Exercise instructions: The result should be the listing below restated word for word, with images left out.

>>>

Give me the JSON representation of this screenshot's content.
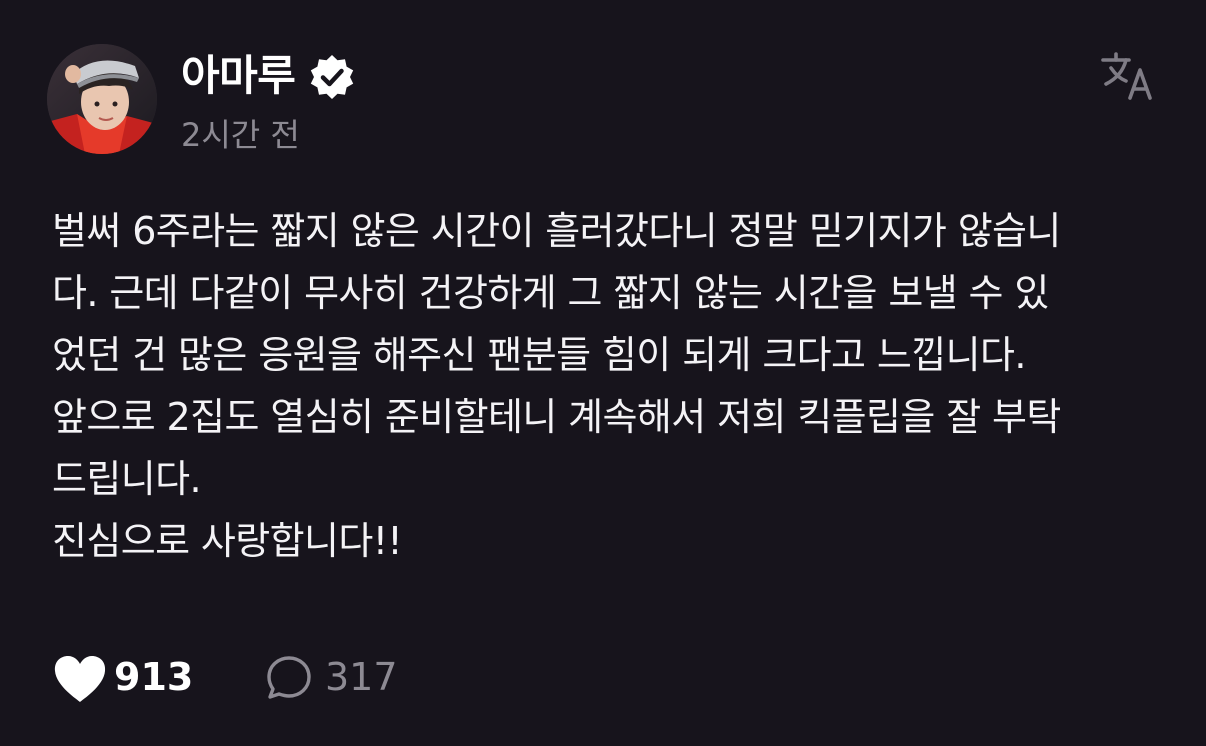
{
  "post": {
    "author": {
      "name": "아마루",
      "verified": true
    },
    "timestamp": "2시간 전",
    "body_lines": [
      "벌써 6주라는 짧지 않은 시간이 흘러갔다니 정말 믿기지가 않습니",
      "다. 근데 다같이 무사히 건강하게 그 짧지 않는 시간을 보낼 수 있",
      "었던 건 많은 응원을 해주신 팬분들 힘이 되게 크다고 느낍니다.",
      "앞으로 2집도 열심히 준비할테니 계속해서 저희 킥플립을 잘 부탁",
      "드립니다.",
      "진심으로 사랑합니다!!"
    ],
    "likes": "913",
    "replies": "317"
  },
  "icons": {
    "avatar": "avatar",
    "verified": "verified-badge-icon",
    "translate": "translate-icon",
    "like": "heart-icon",
    "reply": "comment-bubble-icon"
  },
  "colors": {
    "background": "#17141c",
    "text": "#f4f3f6",
    "muted": "#8d8a93",
    "accent": "#ffffff"
  }
}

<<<

Answer space:
Give me the JSON representation of this screenshot's content.
{
  "post": {
    "author": {
      "name": "아마루",
      "verified": true
    },
    "timestamp": "2시간 전",
    "body_lines": [
      "벌써 6주라는 짧지 않은 시간이 흘러갔다니 정말 믿기지가 않습니",
      "다. 근데 다같이 무사히 건강하게 그 짧지 않는 시간을 보낼 수 있",
      "었던 건 많은 응원을 해주신 팬분들 힘이 되게 크다고 느낍니다.",
      "앞으로 2집도 열심히 준비할테니 계속해서 저희 킥플립을 잘 부탁",
      "드립니다.",
      "진심으로 사랑합니다!!"
    ],
    "likes": "913",
    "replies": "317"
  },
  "icons": {
    "avatar": "avatar",
    "verified": "verified-badge-icon",
    "translate": "translate-icon",
    "like": "heart-icon",
    "reply": "comment-bubble-icon"
  },
  "colors": {
    "background": "#17141c",
    "text": "#f4f3f6",
    "muted": "#8d8a93",
    "accent": "#ffffff"
  }
}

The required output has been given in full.